How to Serve Red Wine
A common piece of advice is to serve red wine at “room temperature,” but this suggestion is imprecise. After all, room temperature in January is likely to be quite different than in August, even considering the possible effect of central heating and air conditioning systems. The proper temperature to aim for is 55° F to 60° F for lighter-bodied reds and 60° F to 65° F for fuller-bodied wines.
How Long Does Red Wine Last?

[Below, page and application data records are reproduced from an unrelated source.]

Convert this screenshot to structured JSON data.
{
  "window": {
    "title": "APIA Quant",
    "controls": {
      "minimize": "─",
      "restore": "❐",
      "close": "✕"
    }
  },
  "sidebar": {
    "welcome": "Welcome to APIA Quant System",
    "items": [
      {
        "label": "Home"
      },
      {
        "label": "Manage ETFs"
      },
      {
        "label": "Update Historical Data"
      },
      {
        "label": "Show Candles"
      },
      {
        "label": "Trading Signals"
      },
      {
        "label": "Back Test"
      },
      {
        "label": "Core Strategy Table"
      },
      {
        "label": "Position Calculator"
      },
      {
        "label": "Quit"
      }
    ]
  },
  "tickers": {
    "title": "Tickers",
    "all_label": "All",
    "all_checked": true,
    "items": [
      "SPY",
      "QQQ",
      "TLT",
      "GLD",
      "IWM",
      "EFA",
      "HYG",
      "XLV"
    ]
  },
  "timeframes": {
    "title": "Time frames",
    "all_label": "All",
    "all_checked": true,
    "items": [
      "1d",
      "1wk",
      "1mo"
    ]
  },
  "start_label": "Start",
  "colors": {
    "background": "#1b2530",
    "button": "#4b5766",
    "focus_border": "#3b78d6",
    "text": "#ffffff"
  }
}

Once opened and re-corked, a bottle stored in a cool, dark environment (like your fridge) will stay fresh and nicely drinkable for a day or two. There are products available that can extend that period by a couple of days. As for unopened bottles, optimal storage means keeping them on their sides in a moderately humid environment at about 57° F. Red wines stored in this manner will stay good – and possibly improve – for anywhere from one year to multiple decades. Assessing how long to hold on to a bottle is a complicated science. If you are planning long-term storage of your reds, seek the advice of a wine professional.